As of this writing, something interesting is going on with Google Trends: the top listed trend is for “Good Morning America,” but the results are all over the place, and days old. Could the Worldwide Google Trend now really be for news that happened one day ago, and beyond? And what about Fran Drescher?
Without absolute evidence, this blogger will engage in a thought experiment. Let’s say that Google Trends indeed “Reflects what keywords people are searching for on a daily basis.” But, from daily use experience with Google Trends, it looks like what used to be a real-time sensitive device, has been dialed back a bit in some way.
I assert this, because in the recent past, Google Trends has been a great barometer of what’s “hot” now. But for much of the last two months, it’s reliability has been questionable, at best. But before I continue, what’s the deal with actress Fran Drescher?
Well, Fran Drescher got a divorce from Peter Marc Jacobson, the executive producer of her new show called Happily Divorced. The show itself recounts their time together in a fictionalized way, leading up to the time he tells her, on the show, as in real life, that he’s Gay.
On Good Morning America on Tuesday, Fran Drescher said that the two remain good friends, and have even found men for each other.
All well and good, but that doesn’t explain why Good Morning America and for a time today, Fran Drescher, have been top trends on Google, with “Good Morning America” leading the pack as of mid-day in the East?
Indeed, “Good Morning America” isn’t even today’s most – read story over at Huffington Post, which claims the lead post on Google Trends for the key word “Good Morning America.”
The only explanation for this development I can come up with is that Google Trends has been dialed back so that, unless the topic reaches a “volcanic” level of search, the system tends to reflect recent past, rather than current trends.
It’s a way, I think, of throwing off bloggers, and helps big media brands set the tone for their topics of the day. Is it right to do? No, not at all. It’s wrong.
The perfect system should show us what the true search terms are, at any moment, even if they have the word “sex” in them.
That points to a time, early in Google Trends history, when the top search terms were related to sex all the time. That is, until Google engineers figured out a way to eliminate sex from gumming up news-related search objectives.
The Wild West
Right now, with Google essentially gaming search because of fears that others will game search, coupled with their desire to help large media brands, and not small bloggers, Google Trends can’t be said to be a reliable tool if the reading for a search term is below the “volcanic” level.
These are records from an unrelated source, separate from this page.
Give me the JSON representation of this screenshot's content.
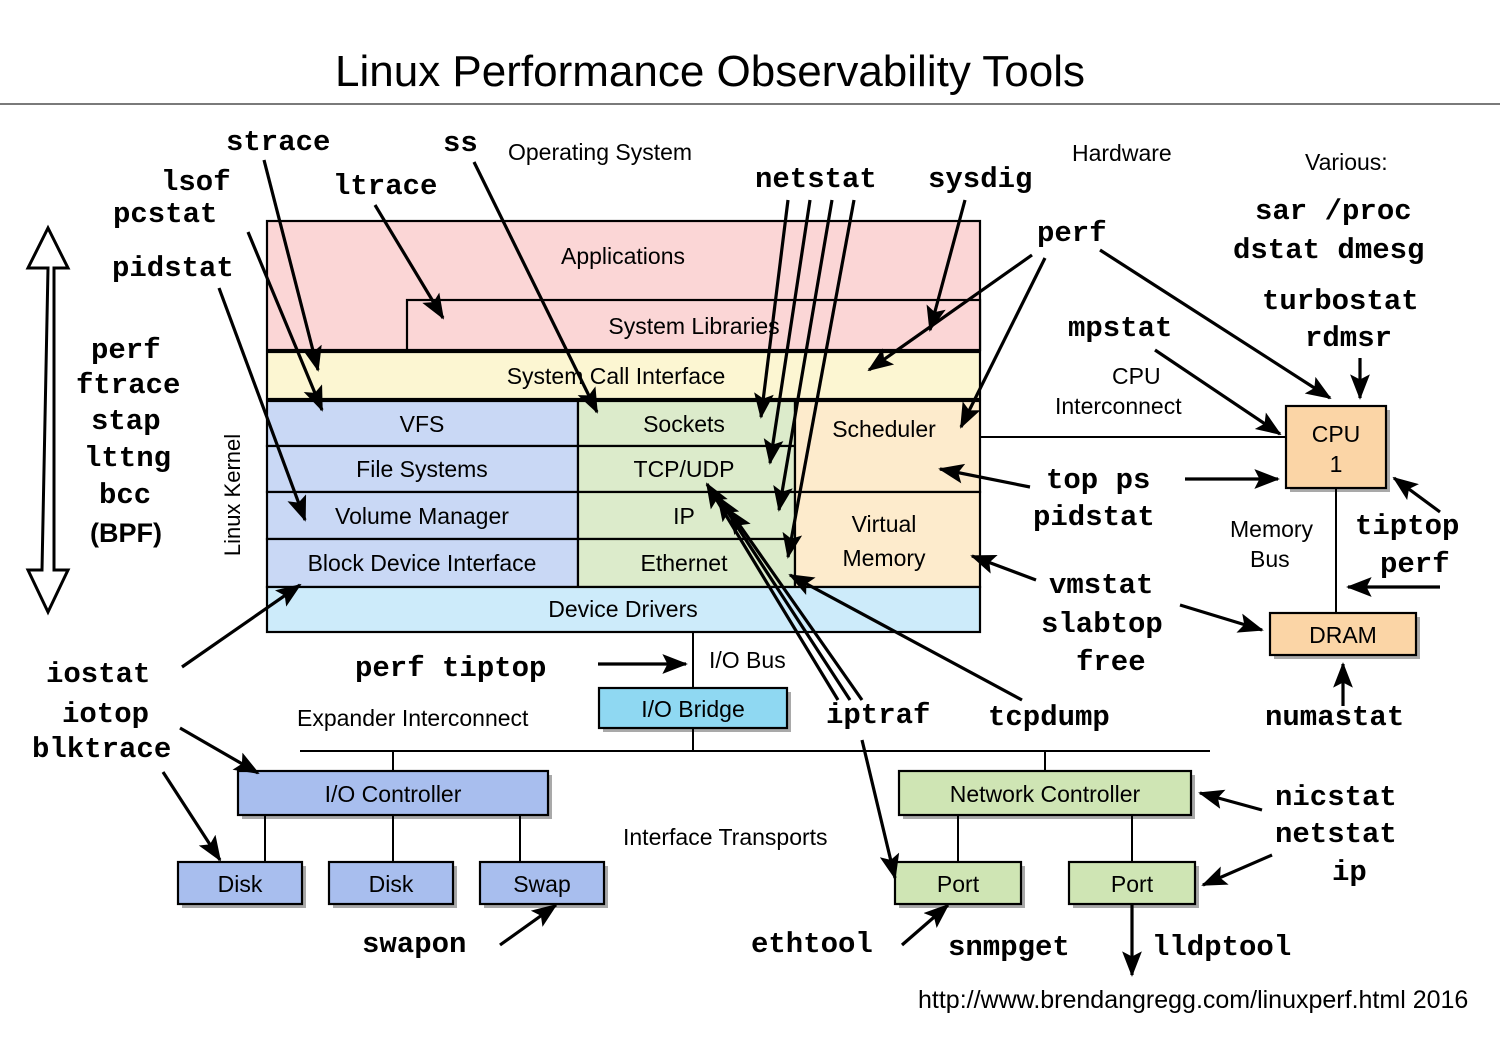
{
  "page": {
    "title": "Linux Performance Observability Tools",
    "footer": "http://www.brendangregg.com/linuxperf.html 2016"
  },
  "section_labels": {
    "operating_system": "Operating System",
    "hardware": "Hardware",
    "various": "Various:",
    "linux_kernel": "Linux Kernel",
    "cpu_interconnect_1": "CPU",
    "cpu_interconnect_2": "Interconnect",
    "memory_bus_1": "Memory",
    "memory_bus_2": "Bus",
    "io_bus": "I/O Bus",
    "expander_interconnect": "Expander Interconnect",
    "interface_transports": "Interface Transports"
  },
  "os_stack": {
    "applications": "Applications",
    "system_libraries": "System Libraries",
    "system_call_interface": "System Call Interface",
    "vfs": "VFS",
    "file_systems": "File Systems",
    "volume_manager": "Volume Manager",
    "block_device_interface": "Block Device Interface",
    "sockets": "Sockets",
    "tcp_udp": "TCP/UDP",
    "ip": "IP",
    "ethernet": "Ethernet",
    "scheduler": "Scheduler",
    "virtual_memory_1": "Virtual",
    "virtual_memory_2": "Memory",
    "device_drivers": "Device Drivers"
  },
  "hardware_boxes": {
    "cpu_1": "CPU",
    "cpu_2": "1",
    "dram": "DRAM",
    "io_bridge": "I/O Bridge",
    "io_controller": "I/O Controller",
    "disk_1": "Disk",
    "disk_2": "Disk",
    "swap": "Swap",
    "network_controller": "Network Controller",
    "port_1": "Port",
    "port_2": "Port"
  },
  "tools": {
    "strace": "strace",
    "lsof": "lsof",
    "pcstat": "pcstat",
    "ltrace": "ltrace",
    "ss": "ss",
    "pidstat": "pidstat",
    "netstat_top": "netstat",
    "sysdig": "sysdig",
    "perf_hw": "perf",
    "sar_proc": "sar /proc",
    "dstat_dmesg": "dstat dmesg",
    "turbostat": "turbostat",
    "rdmsr": "rdmsr",
    "mpstat": "mpstat",
    "tracing_perf": "perf",
    "tracing_ftrace": "ftrace",
    "tracing_stap": "stap",
    "tracing_lttng": "lttng",
    "tracing_bcc": "bcc",
    "tracing_bpf": "(BPF)",
    "top_ps": "top ps",
    "pidstat_cpu": "pidstat",
    "tiptop": "tiptop",
    "perf_mem": "perf",
    "vmstat": "vmstat",
    "slabtop": "slabtop",
    "free": "free",
    "numastat": "numastat",
    "iostat": "iostat",
    "iotop": "iotop",
    "blktrace": "blktrace",
    "perf_tiptop": "perf tiptop",
    "iptraf": "iptraf",
    "tcpdump": "tcpdump",
    "swapon": "swapon",
    "nicstat": "nicstat",
    "netstat_nic": "netstat",
    "ip": "ip",
    "ethtool": "ethtool",
    "snmpget": "snmpget",
    "lldptool": "lldptool"
  },
  "colors": {
    "applications_pink": "#FBD6D6",
    "syscall_yellow": "#FCF6D2",
    "kernel_blue": "#C9D8F5",
    "net_green": "#DCEBCB",
    "cpu_orange": "#FDEBCC",
    "device_drivers_blue": "#CDEBFA",
    "io_bridge_cyan": "#8FD8F2",
    "io_blue": "#A8BEEE",
    "net_box_green": "#CFE5B4",
    "hw_orange": "#FBD5A6",
    "footer_gray": "#D8D8D8",
    "rule_gray": "#7A7A7A"
  }
}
Once a term is at the level, Google Trends works as it should.
So, if you’re about to blog something regarding Fran Drescher, based on Google Trends think twice – it’s old news. The alternative? Well, check the front page of two of the largest news aggregators in the business: The Huffington Post and The Drudge Report.